The Preakness has fewer horses, which makes treating the trainers and owners right even easier.
But let’s not sit here and pretend that Churchill doesn’t have work to do in this area. This isn’t the ranting of some millionaire mad that he got the wrong color m&m’s in his bowl. Churchill has had this problem — and plenty of others.
Short fields. Increased takeout. Whatever the reasons, owners and trainers are staying away from the track in alarming numbers -- even if 21,671 showed up for Saturday's night racing card. I understand the hometown circling of the wagons when someone criticizes the home track, but amid the party and lights and music and revelry, the non-Derby portion of the home track’s schedule looks as if it’s being run into the ground.
So while I don’t think that the NBC post-race interview was necessarily the time or place for an anti-Churchill Downs rant, he’s not the first to get fed up in that area.
Second, Coburn has been making a point about the Triple Crown that many say deserves consideration — that letting fresh horses take on a Derby and Preakness winner in the Belmont isn’t fair.
I’ve thought about this a great deal over the past couple of weeks.
First, Coburn’s proposed solution is not acceptable. Every other Triple Crown winner has beaten fresh horses in the Belmont. You can’t limit the entries to the Belmont.
But beyond that, it seems to me that a change in the Triple Crown format might make the feat more difficult, not less. Would it be more fair to space the three races a month apart instead of into a five-week sprint. Probably.
But more fair doesn’t mean “easier.”
Right now, all a Kentucky Derby winner seems to need is a pulse and good health to win the Preakness. The two-week layoff seems to scare away most of the better Derby horses, and not many talented “new shooters” seem to be heading into the Preakness.
What the current set up does, in fact, is lend itself to giving the Derby winner a Triple Crown chance. You could back the Preakness up for a couple of weeks, sure. But then you’d have the Derby winner against many of the same horses he saw in the Derby when he reaches the Preakness, not just a few of them. That makes winning the Preakness harder, not easier.
The one tweak I’d be fine with is moving the Belmont back a week. A four-week layoff between Preakness and Belmont would give the Derby winner more time to recover, and to be ready for the task before him in the Belmont. There is precedent. Citation got four weeks between the Preakness and Belmont in 1948. I don’t hear anybody questioning his credentials.

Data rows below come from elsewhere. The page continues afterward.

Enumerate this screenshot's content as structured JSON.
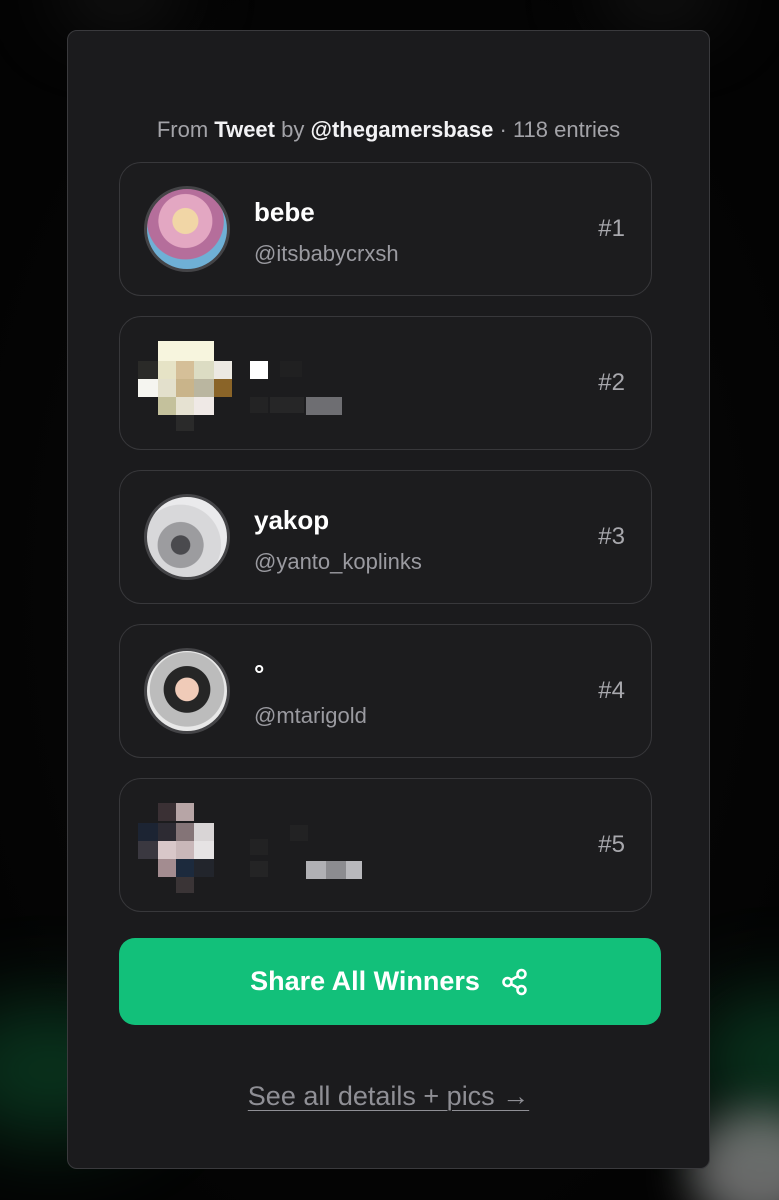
{
  "source": {
    "prefix": "From",
    "platform": "Tweet",
    "by": "by",
    "account": "@thegamersbase",
    "separator": "·",
    "entries": "118 entries"
  },
  "winners": [
    {
      "name": "bebe",
      "handle": "@itsbabycrxsh",
      "rank": "#1"
    },
    {
      "name": "",
      "handle": "",
      "rank": "#2",
      "redacted": true
    },
    {
      "name": "yakop",
      "handle": "@yanto_koplinks",
      "rank": "#3"
    },
    {
      "name": "°",
      "handle": "@mtarigold",
      "rank": "#4"
    },
    {
      "name": "",
      "handle": "",
      "rank": "#5",
      "redacted": true
    }
  ],
  "share_button": {
    "label": "Share All Winners",
    "icon": "share-icon"
  },
  "details_link": {
    "label": "See all details + pics →"
  },
  "colors": {
    "accent": "#12c07a",
    "card": "#1b1b1d",
    "text_muted": "#a3a3a8"
  }
}
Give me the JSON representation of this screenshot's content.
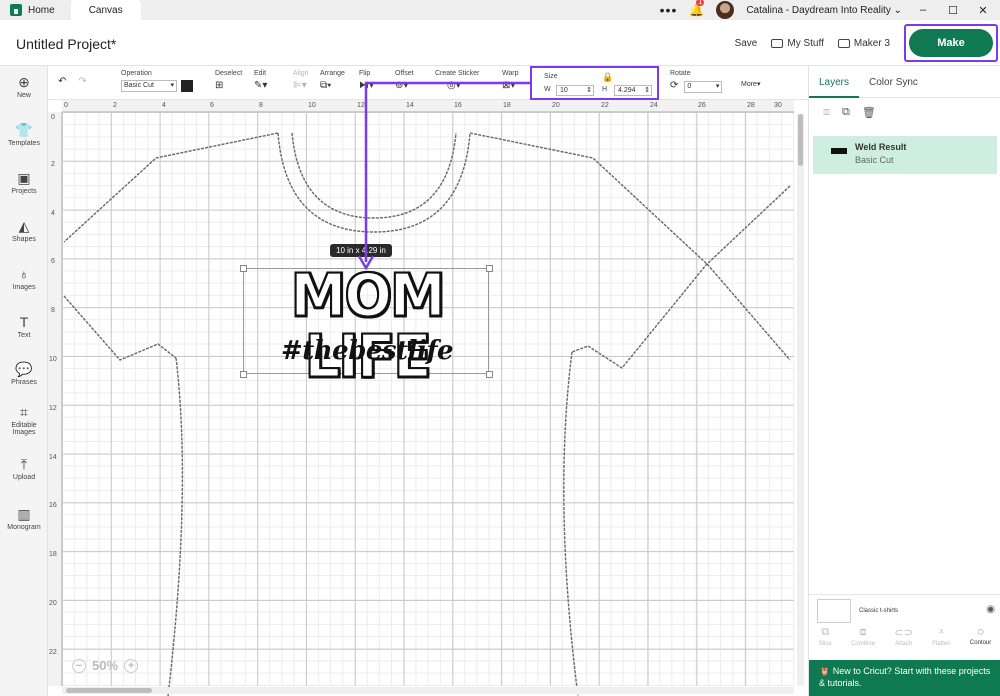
{
  "titlebar": {
    "home_tab": "Home",
    "canvas_tab": "Canvas",
    "notification_count": "1",
    "user_label": "Catalina - Daydream Into Reality"
  },
  "header": {
    "project_title": "Untitled Project*",
    "save_label": "Save",
    "my_stuff_label": "My Stuff",
    "machine_label": "Maker 3",
    "make_label": "Make"
  },
  "sidebar": {
    "items": [
      {
        "label": "New",
        "icon": "plus-circle-icon"
      },
      {
        "label": "Templates",
        "icon": "shirt-icon"
      },
      {
        "label": "Projects",
        "icon": "projects-icon"
      },
      {
        "label": "Shapes",
        "icon": "shapes-icon"
      },
      {
        "label": "Images",
        "icon": "bulb-icon"
      },
      {
        "label": "Text",
        "icon": "text-icon"
      },
      {
        "label": "Phrases",
        "icon": "speech-bubble-icon"
      },
      {
        "label": "Editable Images",
        "icon": "editable-images-icon"
      },
      {
        "label": "Upload",
        "icon": "upload-icon"
      },
      {
        "label": "Monogram",
        "icon": "monogram-icon"
      }
    ]
  },
  "toolbar": {
    "operation_label": "Operation",
    "operation_value": "Basic Cut",
    "deselect_label": "Deselect",
    "edit_label": "Edit",
    "align_label": "Align",
    "arrange_label": "Arrange",
    "flip_label": "Flip",
    "offset_label": "Offset",
    "create_sticker_label": "Create Sticker",
    "warp_label": "Warp",
    "size_label": "Size",
    "w_label": "W",
    "w_value": "10",
    "h_label": "H",
    "h_value": "4.294",
    "rotate_label": "Rotate",
    "rotate_value": "0",
    "more_label": "More▾"
  },
  "canvas": {
    "ruler_top": [
      "0",
      "2",
      "4",
      "6",
      "8",
      "10",
      "12",
      "14",
      "16",
      "18",
      "20",
      "22",
      "24",
      "26",
      "28",
      "30"
    ],
    "ruler_left": [
      "0",
      "2",
      "4",
      "6",
      "8",
      "10",
      "12",
      "14",
      "16",
      "18",
      "20",
      "22"
    ],
    "dimension_tip": "10  in  x  4.29  in",
    "design_line1": "MOM LIFE",
    "design_line2": "#thebestlife",
    "zoom_value": "50%"
  },
  "layers_panel": {
    "tab_layers": "Layers",
    "tab_color_sync": "Color Sync",
    "layer_title": "Weld Result",
    "layer_subtitle": "Basic Cut",
    "canvas_template_label": "Classic t-shirts",
    "tools": [
      "Slice",
      "Combine",
      "Attach",
      "Flatten",
      "Contour"
    ],
    "promo_text": "New to Cricut? Start with these projects & tutorials."
  },
  "colors": {
    "brand_green": "#0f7a52",
    "highlight_purple": "#7c3aed",
    "layer_selected_bg": "#cdeee0"
  }
}
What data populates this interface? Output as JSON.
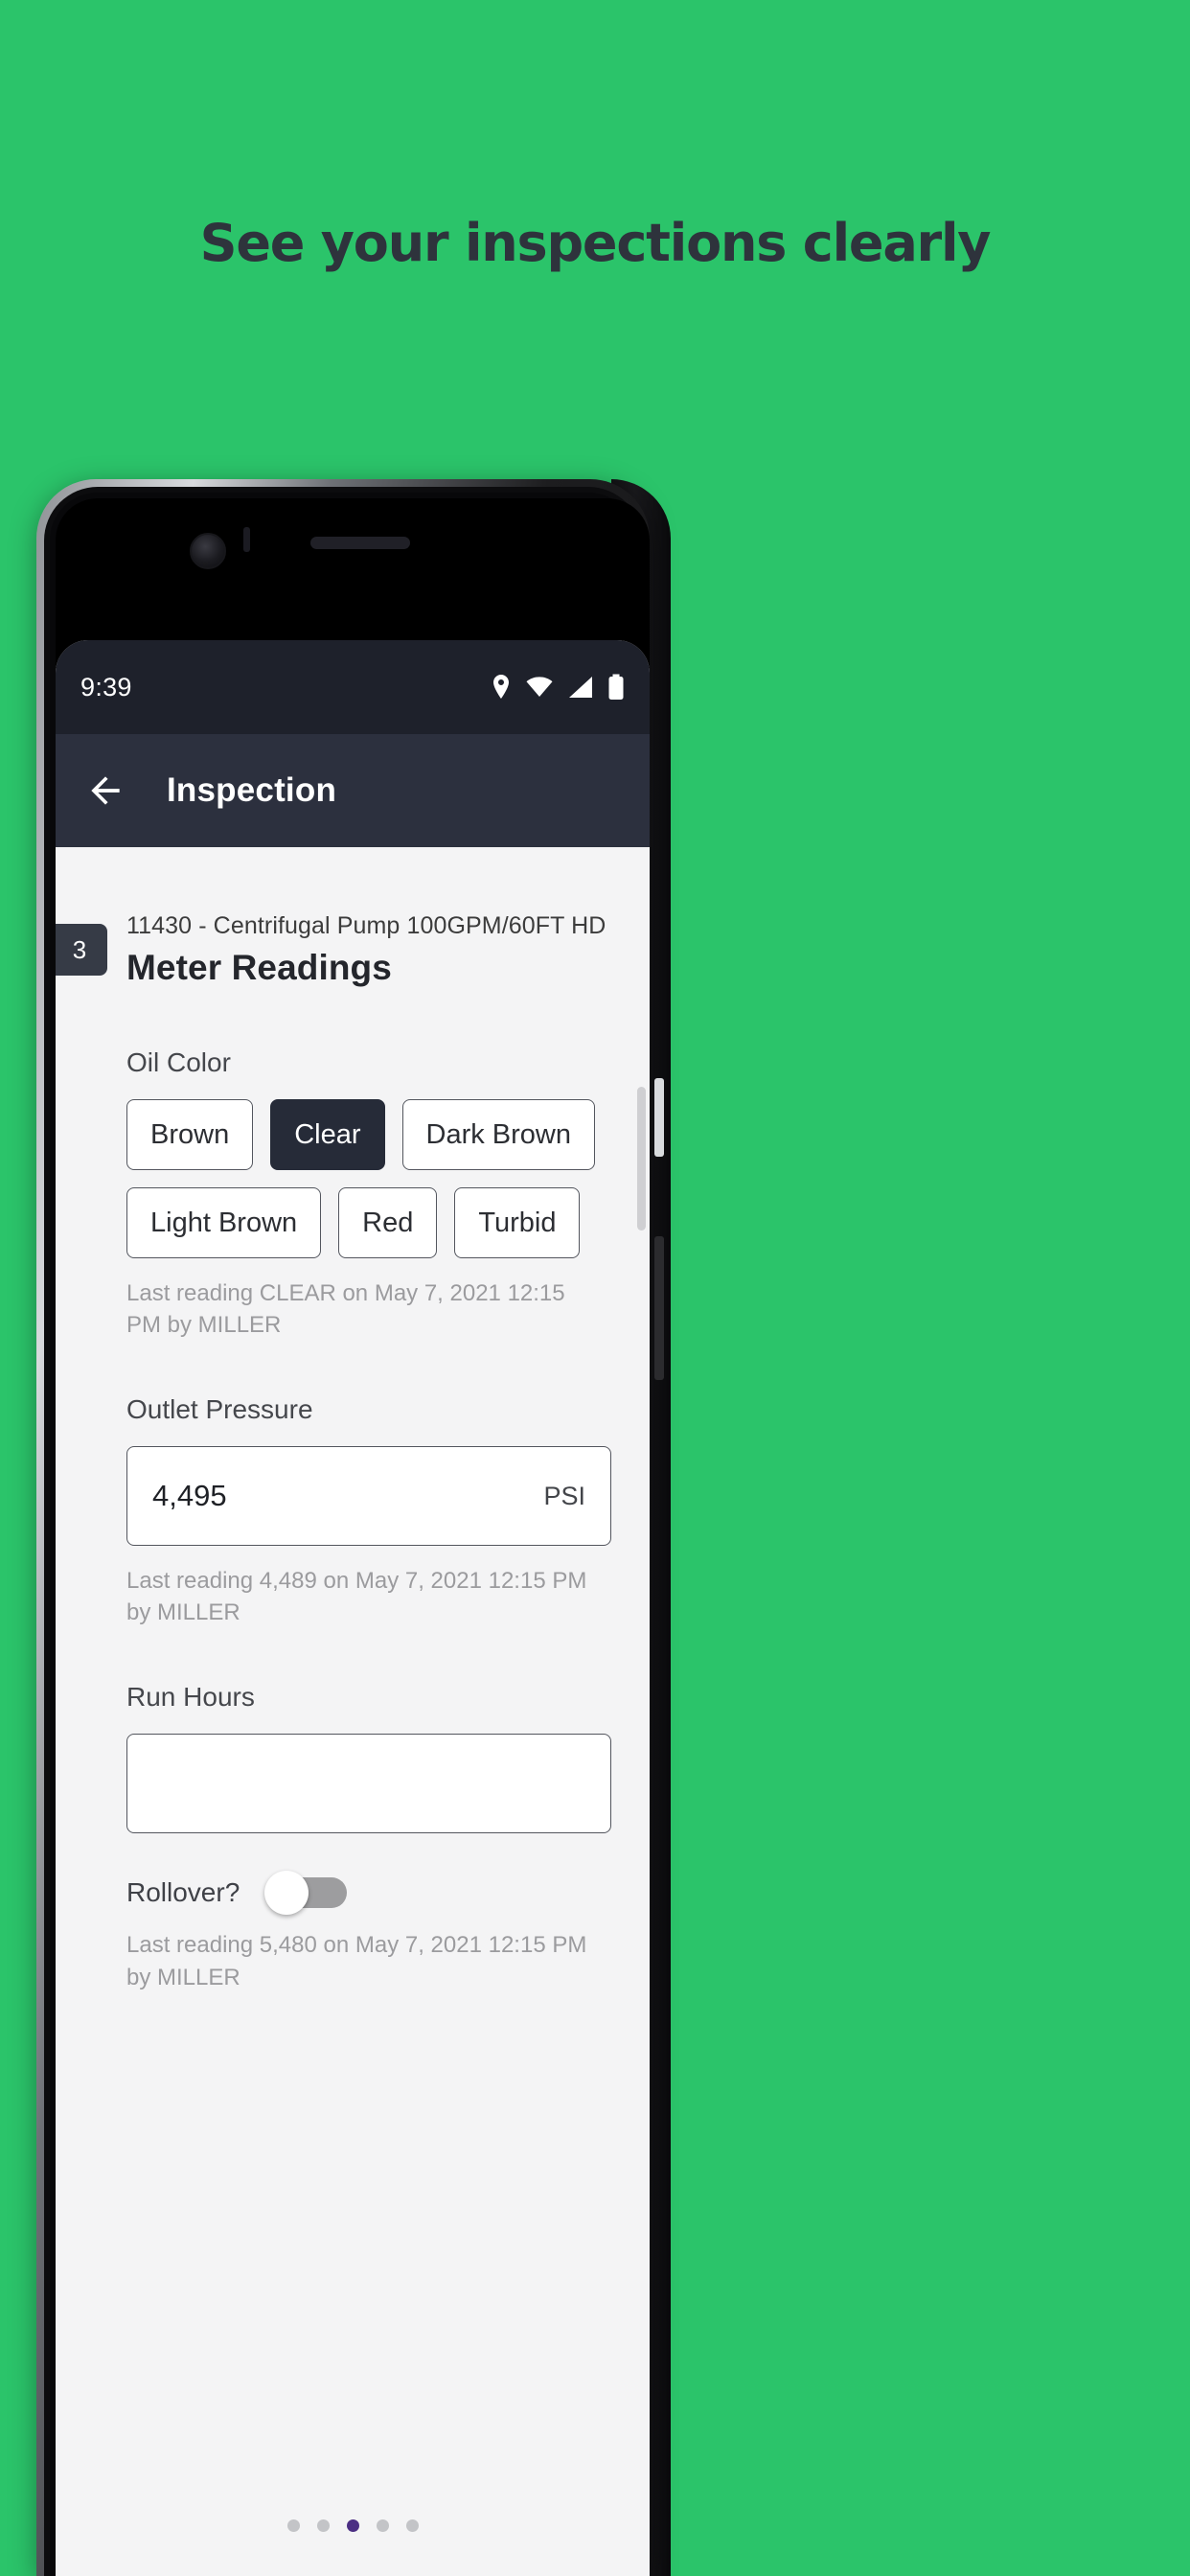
{
  "promo": {
    "headline": "See your inspections clearly",
    "background_color": "#2BC46A",
    "headline_color": "#2E333C"
  },
  "status_bar": {
    "time": "9:39",
    "icons": [
      "location-icon",
      "wifi-icon",
      "cellular-signal-icon",
      "battery-icon"
    ],
    "background_color": "#1E212B"
  },
  "app_bar": {
    "back_icon": "back-arrow-icon",
    "title": "Inspection",
    "background_color": "#2C303E"
  },
  "content": {
    "step_number": "3",
    "asset_line": "11430 - Centrifugal Pump 100GPM/60FT HD",
    "section_title": "Meter Readings",
    "fields": [
      {
        "key": "oil_color",
        "label": "Oil Color",
        "type": "chip-group",
        "options": [
          "Brown",
          "Clear",
          "Dark Brown",
          "Light Brown",
          "Red",
          "Turbid"
        ],
        "selected": "Clear",
        "helper": "Last reading CLEAR on May 7, 2021 12:15 PM by MILLER"
      },
      {
        "key": "outlet_pressure",
        "label": "Outlet Pressure",
        "type": "text-input",
        "value": "4,495",
        "placeholder": "",
        "suffix": "PSI",
        "helper": "Last reading 4,489 on May 7, 2021 12:15 PM by MILLER"
      },
      {
        "key": "run_hours",
        "label": "Run Hours",
        "type": "text-input",
        "value": "",
        "placeholder": "",
        "suffix": "",
        "toggle_label": "Rollover?",
        "toggle_state": "off",
        "helper": "Last reading 5,480 on May 7, 2021 12:15 PM by MILLER"
      }
    ]
  },
  "pager": {
    "total": 5,
    "active_index": 2,
    "active_color": "#4B2E83",
    "inactive_color": "#C3C4C7"
  }
}
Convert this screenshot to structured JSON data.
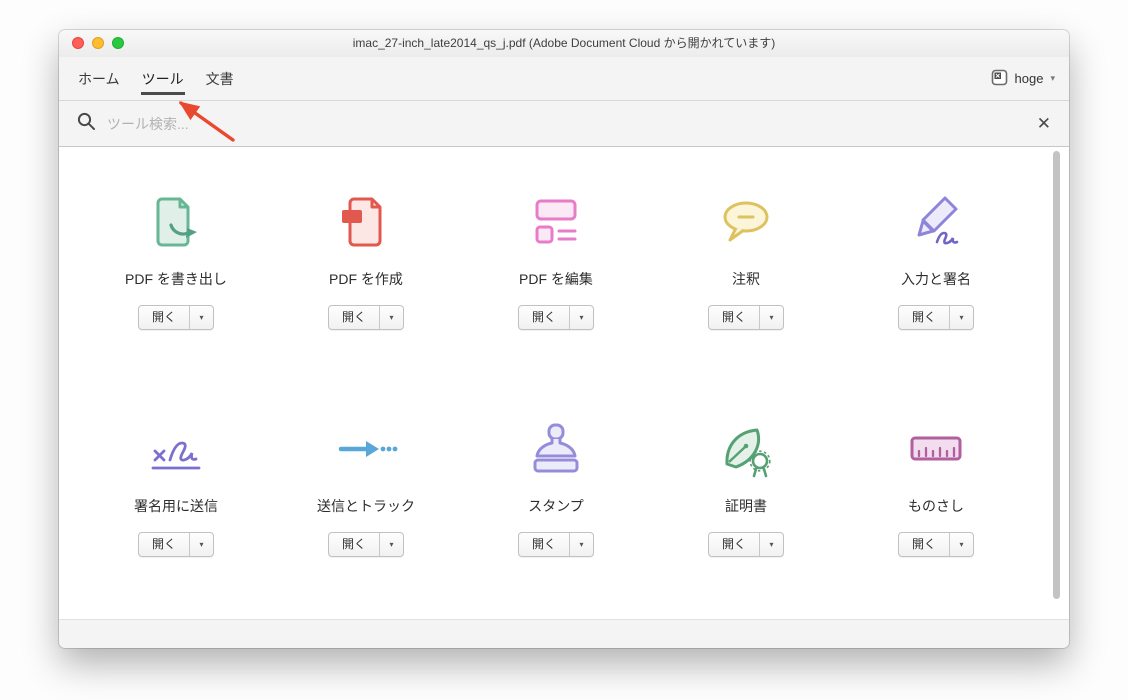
{
  "window": {
    "title": "imac_27-inch_late2014_qs_j.pdf (Adobe Document Cloud から開かれています)",
    "controls": [
      "close",
      "minimize",
      "zoom"
    ]
  },
  "nav": {
    "tabs": [
      {
        "label": "ホーム",
        "active": false
      },
      {
        "label": "ツール",
        "active": true
      },
      {
        "label": "文書",
        "active": false
      }
    ],
    "account": {
      "name": "hoge"
    }
  },
  "search": {
    "placeholder": "ツール検索..."
  },
  "icons": {
    "caret": "▾",
    "close": "✕"
  },
  "tools": [
    {
      "name": "PDF を書き出し",
      "icon": "export-pdf-icon",
      "open": "開く",
      "color": "#67b795"
    },
    {
      "name": "PDF を作成",
      "icon": "create-pdf-icon",
      "open": "開く",
      "color": "#e1584e"
    },
    {
      "name": "PDF を編集",
      "icon": "edit-pdf-icon",
      "open": "開く",
      "color": "#e87cc8"
    },
    {
      "name": "注釈",
      "icon": "comment-icon",
      "open": "開く",
      "color": "#ddc25e"
    },
    {
      "name": "入力と署名",
      "icon": "fill-and-sign-icon",
      "open": "開く",
      "color": "#8d85da"
    },
    {
      "name": "署名用に送信",
      "icon": "send-for-signature-icon",
      "open": "開く",
      "color": "#7b70cf"
    },
    {
      "name": "送信とトラック",
      "icon": "send-and-track-icon",
      "open": "開く",
      "color": "#58a7d9"
    },
    {
      "name": "スタンプ",
      "icon": "stamp-icon",
      "open": "開く",
      "color": "#968dda"
    },
    {
      "name": "証明書",
      "icon": "certificate-icon",
      "open": "開く",
      "color": "#55a173"
    },
    {
      "name": "ものさし",
      "icon": "measure-icon",
      "open": "開く",
      "color": "#b25fa0"
    }
  ],
  "annotation": {
    "type": "arrow",
    "color": "#e94a2f"
  }
}
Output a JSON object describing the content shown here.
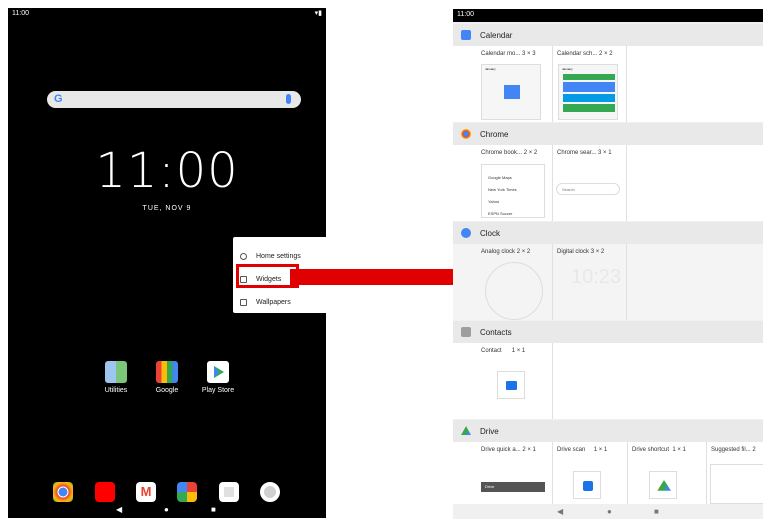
{
  "left_screen": {
    "status_time": "11:00",
    "status_icons": "▾▮",
    "search_logo": "G",
    "clock": "11:00",
    "date": "TUE, NOV 9",
    "popup": {
      "home_settings": "Home settings",
      "widgets": "Widgets",
      "wallpapers": "Wallpapers"
    },
    "apps": [
      "Utilities",
      "Google",
      "Play Store"
    ],
    "dock": [
      "chrome-icon",
      "youtube-icon",
      "gmail-icon",
      "photos-icon",
      "camera-icon",
      "settings-icon"
    ],
    "nav": {
      "back": "◀",
      "home": "●",
      "recents": "■"
    }
  },
  "right_screen": {
    "status_time": "11:00",
    "sections": {
      "calendar": {
        "title": "Calendar",
        "widgets": [
          {
            "name": "Calendar mo...",
            "size": "3 × 3"
          },
          {
            "name": "Calendar sch...",
            "size": "2 × 2"
          }
        ],
        "preview_month": "January",
        "preview_schedule_title": "January"
      },
      "chrome": {
        "title": "Chrome",
        "widgets": [
          {
            "name": "Chrome book...",
            "size": "2 × 2"
          },
          {
            "name": "Chrome sear...",
            "size": "3 × 1"
          }
        ],
        "bookmarks": [
          "Google Maps",
          "New York Times",
          "Yahoo",
          "ESPN Soccer"
        ],
        "search_placeholder": "Search"
      },
      "clock": {
        "title": "Clock",
        "widgets": [
          {
            "name": "Analog clock",
            "size": "2 × 2"
          },
          {
            "name": "Digital clock",
            "size": "3 × 2"
          }
        ],
        "digital_time": "10:23"
      },
      "contacts": {
        "title": "Contacts",
        "widgets": [
          {
            "name": "Contact",
            "size": "1 × 1"
          }
        ]
      },
      "drive": {
        "title": "Drive",
        "widgets": [
          {
            "name": "Drive quick a...",
            "size": "2 × 1"
          },
          {
            "name": "Drive scan",
            "size": "1 × 1"
          },
          {
            "name": "Drive shortcut",
            "size": "1 × 1"
          },
          {
            "name": "Suggested fil...",
            "size": "2"
          }
        ],
        "quick_label": "Drive"
      }
    },
    "nav": {
      "back": "◀",
      "home": "●",
      "recents": "■"
    }
  },
  "colors": {
    "highlight": "#e00000",
    "google_blue": "#4285f4",
    "header_bg": "#e9e9e9"
  }
}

Everybody has a little Coburn fatigue at the moment. But in becoming the sport’s main talking point, he foiled PETA’s efforts this season, and shook the dust off an old debate, though Triple Crown changes still ought to wait.